Get Your Sumo On!
By Guest Blogger, Paula Jager, CSCS
The Sumo Deadlift High Pull builds on the Basic Deadlift post from last week
. Additions include a widening of the stance, bringing the grip inside the knees, adding a shrug, an upward pull with the arms, and most importantly, additional velocity. The move requires an aggressive extension of the hips and legs before the arms pull.
-stance = wider than shoulder width, but not so wide that the knees roll inside the feet
-weight in heels
-back arched/lumbar curve locked in
-shoulders slightly in front of the bar
-bar in contact with the shins
-arms locked straight
-symmetrical grip inside the knees
Once you get in the “set up” position I again recommend holding for a few seconds to feel where your body is and review the above points. A common fault is allowing the knees to roll in. If that happens, check your stance to make sure it is not too wide and consciously pull your knees apart.
-accelerate through the heels from the ground to full extension of the hips and legs
-shrug, with straight arms
-arms follow through by pulling bar to the chin with elbows high and outside
-return the bar down fluidly in the reverse sequence: arms, then traps, then hips, then knees, back to the set up position.
The most common fault with this exercise is pulling too soon with the arms, the hip not completely open before the shrug or arm pull.
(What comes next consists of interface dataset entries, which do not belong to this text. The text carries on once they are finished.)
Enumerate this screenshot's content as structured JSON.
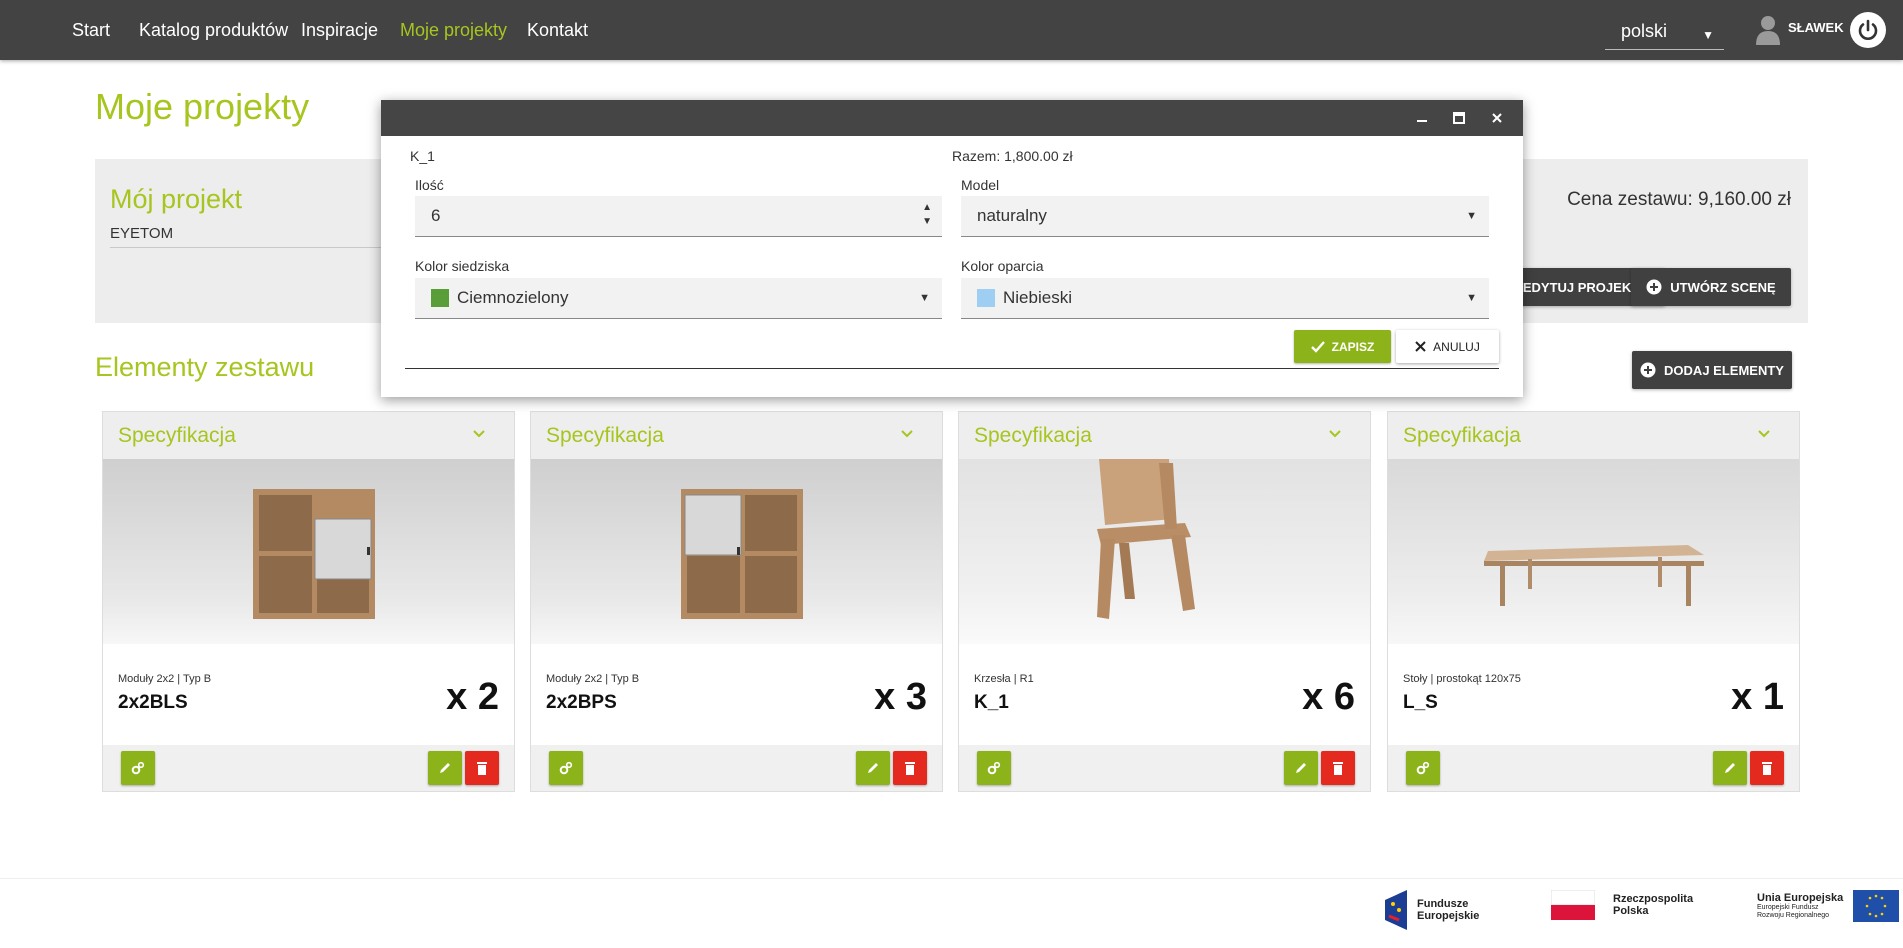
{
  "nav": {
    "items": [
      {
        "label": "Start",
        "active": false
      },
      {
        "label": "Katalog produktów",
        "active": false
      },
      {
        "label": "Inspiracje",
        "active": false
      },
      {
        "label": "Moje projekty",
        "active": true
      },
      {
        "label": "Kontakt",
        "active": false
      }
    ],
    "language": "polski",
    "user": "SŁAWEK"
  },
  "page": {
    "title": "Moje projekty"
  },
  "project": {
    "name": "Mój projekt",
    "description": "EYETOM",
    "price": "Cena zestawu: 9,160.00 zł",
    "edit_button": "EDYTUJ PROJEKT",
    "create_scene_button": "UTWÓRZ SCENĘ"
  },
  "elements": {
    "title": "Elementy zestawu",
    "add_button": "DODAJ ELEMENTY",
    "cards": [
      {
        "header": "Specyfikacja",
        "category": "Moduły 2x2 | Typ B",
        "name": "2x2BLS",
        "qty": "x 2"
      },
      {
        "header": "Specyfikacja",
        "category": "Moduły 2x2 | Typ B",
        "name": "2x2BPS",
        "qty": "x 3"
      },
      {
        "header": "Specyfikacja",
        "category": "Krzesła | R1",
        "name": "K_1",
        "qty": "x 6"
      },
      {
        "header": "Specyfikacja",
        "category": "Stoły | prostokąt 120x75",
        "name": "L_S",
        "qty": "x 1"
      }
    ]
  },
  "modal": {
    "item_name": "K_1",
    "total": "Razem: 1,800.00 zł",
    "quantity_label": "Ilość",
    "quantity_value": "6",
    "model_label": "Model",
    "model_value": "naturalny",
    "seat_color_label": "Kolor siedziska",
    "seat_color_value": "Ciemnozielony",
    "seat_color_hex": "#5a9e3a",
    "back_color_label": "Kolor oparcia",
    "back_color_value": "Niebieski",
    "back_color_hex": "#9ecff2",
    "save_button": "ZAPISZ",
    "cancel_button": "ANULUJ"
  },
  "footer": {
    "logos": [
      {
        "line1": "Fundusze",
        "line2": "Europejskie"
      },
      {
        "line1": "Rzeczpospolita",
        "line2": "Polska"
      },
      {
        "line1": "Unia Europejska",
        "line2": "Europejski Fundusz",
        "line3": "Rozwoju Regionalnego"
      }
    ]
  },
  "colors": {
    "accent": "#a6c51f",
    "nav_bg": "#434343",
    "delete": "#e42a1f"
  }
}
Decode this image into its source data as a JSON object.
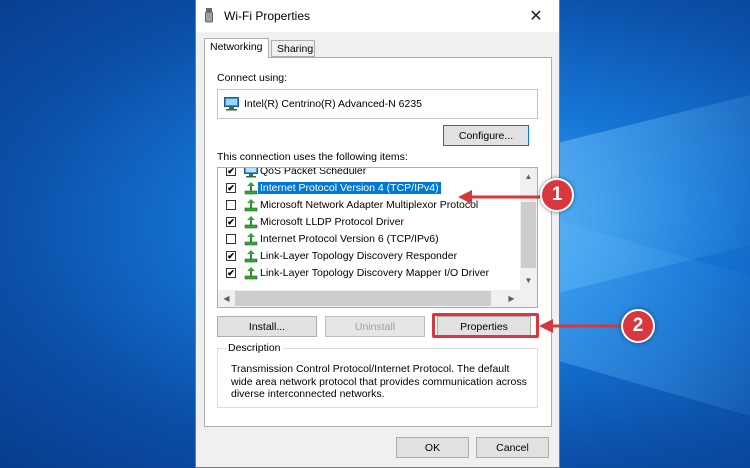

A quick and easy fix is to learn the exercise in steps. Emphasize that the hip needs to fire first, before the arms. Try 2 sumo deadlift shrugs for every full sdhp; do as many times as needed to get it right.
sumo deadlift shrug, slow
sumo deadlift shrug, fast
full sumo deadlift high pull
Incorporating into your workouts:
stay with very little to no weight initially (using your pvc, wooden dowel or broomstick), use as a warm up of about 10 to 15 reps. Work them into your bodyweight exercises as a pulling movement.
Intermediate: increase the weight gradually and keep the reps in the 8 to 12 range never compromising form for weight. Include them in your routine as an exercise for hips and back rounding out the workout with push, single leg strength and core work.
Advanced: incorporate into your regular routine with a variety of both light and heavy loads using rep ranges of 10-20 and 5 to 8. One of my favorites is to perform circuit style; for example, 10 bench presses, 10 sdhp, 100 m sprint, 60 — 90 s rest, 5 to 7 rounds.
Below is a link to an excellent video for proper mechanics
This movement is excellent for core development, functionality, increased power output and improved coordination. What are you waiting for? Take your workouts, sport performance and activities of daily living to the next level by incorporating today. If all else fails you can at least deadlift the milk crates to the counter tops!
The Healthy Home Economist holds a Master’s degree from the University of Pennsylvania. Mother to 3 healthy children, blogger, and best-selling author, she writes about the practical application of Traditional Diet and evidence-based wellness within the modern household. Her work has been featured by USA Today, The New York Times, National Review, ABC, NBC, and many others.